[Website and app data records]

==========

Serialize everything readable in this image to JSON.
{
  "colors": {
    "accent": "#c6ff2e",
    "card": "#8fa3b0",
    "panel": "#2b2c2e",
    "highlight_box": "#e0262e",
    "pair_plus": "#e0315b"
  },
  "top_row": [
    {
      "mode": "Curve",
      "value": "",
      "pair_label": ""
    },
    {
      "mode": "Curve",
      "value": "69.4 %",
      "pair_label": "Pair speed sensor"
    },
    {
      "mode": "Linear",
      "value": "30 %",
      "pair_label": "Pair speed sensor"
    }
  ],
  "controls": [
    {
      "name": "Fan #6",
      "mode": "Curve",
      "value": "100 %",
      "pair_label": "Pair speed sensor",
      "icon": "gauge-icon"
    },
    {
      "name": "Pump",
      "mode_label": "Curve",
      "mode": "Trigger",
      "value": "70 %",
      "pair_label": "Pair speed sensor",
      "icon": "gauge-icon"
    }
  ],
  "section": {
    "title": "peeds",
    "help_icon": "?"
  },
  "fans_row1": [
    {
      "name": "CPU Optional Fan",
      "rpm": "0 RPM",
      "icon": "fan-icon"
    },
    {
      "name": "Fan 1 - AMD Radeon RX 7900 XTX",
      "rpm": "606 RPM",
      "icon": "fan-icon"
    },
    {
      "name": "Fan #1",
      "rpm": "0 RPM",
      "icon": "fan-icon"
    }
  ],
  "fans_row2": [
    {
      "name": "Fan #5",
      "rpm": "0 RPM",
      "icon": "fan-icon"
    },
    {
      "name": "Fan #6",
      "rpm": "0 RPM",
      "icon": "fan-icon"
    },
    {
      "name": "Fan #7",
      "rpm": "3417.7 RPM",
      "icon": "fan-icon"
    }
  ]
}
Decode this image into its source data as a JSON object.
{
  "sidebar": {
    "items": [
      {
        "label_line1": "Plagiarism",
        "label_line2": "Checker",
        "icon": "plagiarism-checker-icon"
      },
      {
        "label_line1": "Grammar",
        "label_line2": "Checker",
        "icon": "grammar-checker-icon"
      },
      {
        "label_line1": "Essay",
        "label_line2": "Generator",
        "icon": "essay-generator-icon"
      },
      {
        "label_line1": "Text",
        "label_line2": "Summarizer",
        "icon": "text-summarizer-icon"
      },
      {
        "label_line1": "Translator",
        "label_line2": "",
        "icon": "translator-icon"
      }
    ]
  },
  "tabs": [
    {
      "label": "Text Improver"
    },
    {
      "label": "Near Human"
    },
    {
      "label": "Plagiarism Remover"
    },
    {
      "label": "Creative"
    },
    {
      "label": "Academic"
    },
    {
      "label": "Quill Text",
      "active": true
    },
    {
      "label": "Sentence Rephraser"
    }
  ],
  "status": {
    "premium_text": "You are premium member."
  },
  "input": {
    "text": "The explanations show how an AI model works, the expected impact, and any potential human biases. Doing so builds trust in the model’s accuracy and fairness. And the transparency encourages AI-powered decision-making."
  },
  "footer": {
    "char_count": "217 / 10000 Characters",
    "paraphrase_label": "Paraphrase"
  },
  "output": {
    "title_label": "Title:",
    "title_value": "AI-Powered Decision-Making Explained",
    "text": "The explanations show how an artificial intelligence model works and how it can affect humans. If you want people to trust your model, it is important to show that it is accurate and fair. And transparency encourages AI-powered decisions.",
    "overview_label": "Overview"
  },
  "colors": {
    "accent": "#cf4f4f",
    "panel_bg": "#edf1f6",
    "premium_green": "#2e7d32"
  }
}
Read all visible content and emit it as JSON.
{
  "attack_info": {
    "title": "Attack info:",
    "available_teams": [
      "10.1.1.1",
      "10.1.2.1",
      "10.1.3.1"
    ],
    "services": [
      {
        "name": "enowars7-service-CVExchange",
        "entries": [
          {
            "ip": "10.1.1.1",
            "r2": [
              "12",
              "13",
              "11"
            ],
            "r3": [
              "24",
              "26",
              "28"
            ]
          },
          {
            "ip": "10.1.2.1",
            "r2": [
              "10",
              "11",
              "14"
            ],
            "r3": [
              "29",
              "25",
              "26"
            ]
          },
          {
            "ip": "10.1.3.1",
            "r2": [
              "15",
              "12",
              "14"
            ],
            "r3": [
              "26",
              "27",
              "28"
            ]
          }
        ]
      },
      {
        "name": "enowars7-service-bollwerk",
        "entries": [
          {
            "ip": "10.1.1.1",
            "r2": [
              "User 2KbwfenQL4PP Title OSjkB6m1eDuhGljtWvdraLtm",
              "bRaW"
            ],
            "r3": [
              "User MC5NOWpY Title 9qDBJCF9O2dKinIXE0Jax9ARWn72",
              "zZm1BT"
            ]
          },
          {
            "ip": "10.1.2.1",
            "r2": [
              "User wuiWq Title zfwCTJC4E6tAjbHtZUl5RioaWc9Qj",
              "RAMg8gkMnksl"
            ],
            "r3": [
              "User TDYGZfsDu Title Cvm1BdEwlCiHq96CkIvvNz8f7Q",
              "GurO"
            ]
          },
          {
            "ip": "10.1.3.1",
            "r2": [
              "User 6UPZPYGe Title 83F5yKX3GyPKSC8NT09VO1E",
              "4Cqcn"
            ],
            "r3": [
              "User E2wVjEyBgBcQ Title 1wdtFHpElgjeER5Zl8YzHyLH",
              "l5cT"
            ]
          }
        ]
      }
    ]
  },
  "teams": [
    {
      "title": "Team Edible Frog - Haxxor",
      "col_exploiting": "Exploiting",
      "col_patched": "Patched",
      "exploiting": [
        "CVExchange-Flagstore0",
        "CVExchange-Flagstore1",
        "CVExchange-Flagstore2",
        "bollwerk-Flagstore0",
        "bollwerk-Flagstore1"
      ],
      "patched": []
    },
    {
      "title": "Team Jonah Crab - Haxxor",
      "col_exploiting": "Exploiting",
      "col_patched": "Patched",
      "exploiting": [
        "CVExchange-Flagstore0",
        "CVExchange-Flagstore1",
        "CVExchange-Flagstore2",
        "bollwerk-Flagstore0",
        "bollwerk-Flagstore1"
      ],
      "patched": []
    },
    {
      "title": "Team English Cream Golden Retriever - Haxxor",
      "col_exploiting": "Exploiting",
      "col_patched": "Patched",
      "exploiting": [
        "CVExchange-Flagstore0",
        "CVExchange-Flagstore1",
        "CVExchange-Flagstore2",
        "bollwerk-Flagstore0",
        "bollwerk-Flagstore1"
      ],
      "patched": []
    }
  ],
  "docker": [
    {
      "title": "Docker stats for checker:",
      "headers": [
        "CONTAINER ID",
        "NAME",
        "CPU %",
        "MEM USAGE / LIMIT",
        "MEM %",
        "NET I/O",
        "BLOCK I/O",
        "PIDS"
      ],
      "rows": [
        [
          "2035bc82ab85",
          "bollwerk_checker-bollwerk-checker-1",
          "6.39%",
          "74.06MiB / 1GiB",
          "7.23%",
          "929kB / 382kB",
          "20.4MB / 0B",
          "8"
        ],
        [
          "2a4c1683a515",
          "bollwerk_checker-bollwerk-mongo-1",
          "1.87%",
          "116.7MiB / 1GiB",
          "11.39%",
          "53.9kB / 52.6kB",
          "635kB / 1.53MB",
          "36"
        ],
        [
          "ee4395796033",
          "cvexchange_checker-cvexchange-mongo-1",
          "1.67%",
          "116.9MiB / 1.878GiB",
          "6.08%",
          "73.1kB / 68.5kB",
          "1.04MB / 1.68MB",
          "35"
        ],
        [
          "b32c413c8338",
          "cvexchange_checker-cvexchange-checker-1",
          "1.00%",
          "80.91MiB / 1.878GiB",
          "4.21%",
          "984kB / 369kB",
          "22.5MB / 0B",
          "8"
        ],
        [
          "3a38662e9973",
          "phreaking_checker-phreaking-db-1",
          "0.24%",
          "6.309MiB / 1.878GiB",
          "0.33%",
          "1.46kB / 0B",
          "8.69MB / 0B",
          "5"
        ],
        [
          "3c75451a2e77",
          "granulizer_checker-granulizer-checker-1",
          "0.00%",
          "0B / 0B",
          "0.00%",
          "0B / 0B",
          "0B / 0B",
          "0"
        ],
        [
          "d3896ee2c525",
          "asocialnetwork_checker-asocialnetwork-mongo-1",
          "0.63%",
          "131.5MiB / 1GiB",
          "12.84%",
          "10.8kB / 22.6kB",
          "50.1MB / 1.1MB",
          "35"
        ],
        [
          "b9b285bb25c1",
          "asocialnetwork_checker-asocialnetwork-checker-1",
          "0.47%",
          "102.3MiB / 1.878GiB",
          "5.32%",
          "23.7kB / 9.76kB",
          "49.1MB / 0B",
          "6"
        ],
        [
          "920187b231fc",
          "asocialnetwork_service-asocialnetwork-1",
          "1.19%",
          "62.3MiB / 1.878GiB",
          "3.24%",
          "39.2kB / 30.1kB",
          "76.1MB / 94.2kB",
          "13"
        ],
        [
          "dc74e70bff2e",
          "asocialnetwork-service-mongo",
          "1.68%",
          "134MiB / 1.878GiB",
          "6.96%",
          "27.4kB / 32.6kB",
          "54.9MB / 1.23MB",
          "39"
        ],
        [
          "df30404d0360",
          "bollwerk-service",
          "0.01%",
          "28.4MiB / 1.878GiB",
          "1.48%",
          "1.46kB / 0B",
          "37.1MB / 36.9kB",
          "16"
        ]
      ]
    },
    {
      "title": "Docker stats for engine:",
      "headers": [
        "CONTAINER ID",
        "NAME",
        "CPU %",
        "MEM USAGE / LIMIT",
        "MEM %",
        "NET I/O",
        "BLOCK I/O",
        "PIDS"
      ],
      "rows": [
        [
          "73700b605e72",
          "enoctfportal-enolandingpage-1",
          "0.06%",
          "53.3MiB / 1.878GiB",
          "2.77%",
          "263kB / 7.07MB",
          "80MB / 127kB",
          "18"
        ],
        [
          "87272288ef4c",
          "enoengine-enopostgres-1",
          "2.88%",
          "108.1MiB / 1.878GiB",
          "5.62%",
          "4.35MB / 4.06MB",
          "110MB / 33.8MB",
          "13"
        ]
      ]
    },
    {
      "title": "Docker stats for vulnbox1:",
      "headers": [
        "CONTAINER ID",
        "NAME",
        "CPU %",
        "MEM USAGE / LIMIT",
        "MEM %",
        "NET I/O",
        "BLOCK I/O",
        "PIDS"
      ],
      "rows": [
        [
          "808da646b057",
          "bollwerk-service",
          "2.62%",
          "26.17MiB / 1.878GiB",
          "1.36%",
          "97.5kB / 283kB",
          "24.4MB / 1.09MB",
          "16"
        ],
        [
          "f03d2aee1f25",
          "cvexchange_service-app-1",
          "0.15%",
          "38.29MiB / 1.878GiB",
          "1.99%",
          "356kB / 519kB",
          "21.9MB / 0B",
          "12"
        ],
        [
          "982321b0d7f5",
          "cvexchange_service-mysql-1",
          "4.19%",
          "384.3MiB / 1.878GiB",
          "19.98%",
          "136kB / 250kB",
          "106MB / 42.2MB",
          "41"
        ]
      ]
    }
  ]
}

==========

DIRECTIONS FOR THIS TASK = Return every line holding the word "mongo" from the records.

TASK RESULT =
          "bollwerk_checker-bollwerk-mongo-1",
          "cvexchange_checker-cvexchange-mongo-1",
          "asocialnetwork_checker-asocialnetwork-mongo-1",
          "asocialnetwork-service-mongo",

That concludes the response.